This is all bad news for editors and publishers hoping to ride the Web 2.0 wave and get great content for nothing. But it really is the case that if you want pukka war stories, you need to send actual reporters to the war zone. It wouldn't cost any more than bribing confused youngsters to sign made-up hostage captivity stories, after all.
Meanwhile, the US Defense Department has taken a lot of flak for its recent decision to cut off access to various bandwidth-hungry sites such as YouTube, Pandora, MySpace, and so on from its unclassified net, the NIPRNET. This has again been seen as military autocracy trying to stifle unfavourable video, pics, and comment from within, and there is probably more than a grain of truth in this viewpoint.
There is a grain of truth, too, in the Defense Department's assertion that it has cut off YouTube in order to save bandwidth for military purposes. It has sought to suggest that these military purposes include legitimate war-winning stuff such as near-real-time video from unmanned weapons and recce platforms, and to a degree this is true.
Even so, the move has provoked a lot of sarcastic comment. One Reg reader, who preferred to remain anonymous, had this to say:
I worked for a number of years for the US Army...during their involvement in resolving the conflict in Bosnia. It may interest you to know that although we were responsible for a command and control system which was being used at the time to plan the movement of supplies and personnel between the various Army facilities in Hungary and Bosnia, that we were only allowed to download updates to our system (which was designed to be a real-time planning system) between 2am and 4am.
The reason for this was that the generals in Bosnia and Hungary had a video conference set up and running between themselves and personnel in the Pentagon during the remaining time period. Not that it was ever in use, mind you. It was on 22 hours a day, showing pictures of empty rooms on both sides of the video conference.
During the two months I actually spent in Bosnia, I believe that the video conference was only actually used for a total of about 3 hours. The rest of the time it was wasted bandwidth. Of course, the military thinks that YouTube et al are bandwidth hogs, and they're right. But the biggest wasters of bandwidth are not the troops, it's the brass.
Wired has some similar testimony:
"In Kosovo, the PowerPoint briefings got to be so big the whole [classified network] system regularly slowed down until it would take eight hours on occasion for an email to get through."
It could well be that grunts on YouTube and MySpace are achieving more for the military and the societies that pay for it than staff moguls and generals ever do with their turgid PowerPoint bilge and endless blame-spreading conferences.
All that said, a soldier with some red-hot footage can still upload it to YouTube on leaving the warzone, or even in some cases while still there. It wouldn't be hard to send discs by mail, either, and there has been no NIPRNET chokeoff to typepad, blogspot etc.

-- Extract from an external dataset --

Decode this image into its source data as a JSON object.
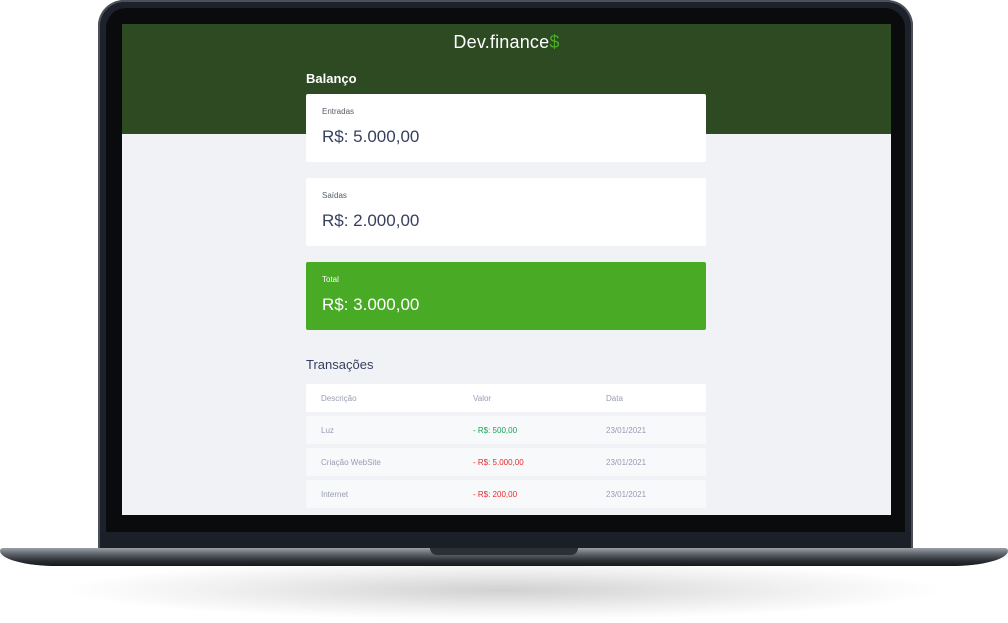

And, for god's sake, email still exists and is still accessible.
The upload ban is surely foolish, surely a case of the US military shooting itself in the foot, but it's very hard to characterise it as a gag on free speech. Troops with stories to tell can still get them out, particularly if they know of a journalist they consider trustworthy and likeable.
If most soldiers tend not to like or trust most journalists, and if as a result we never hear the stories that matter, maybe that's the journalists' fault as much as it is the troops'. ®
Lewis Page isn't all that likeable, but he's fairly trustworthy and has an armed-forces background. Servicemen with stories to tell should feel free to email him at the link above the story. El Reg is too tight to offer tabloid style payouts, sadly, and so far has refused to embed Page within his military unit of choice, the US Navy nurse-training school in Hawaii.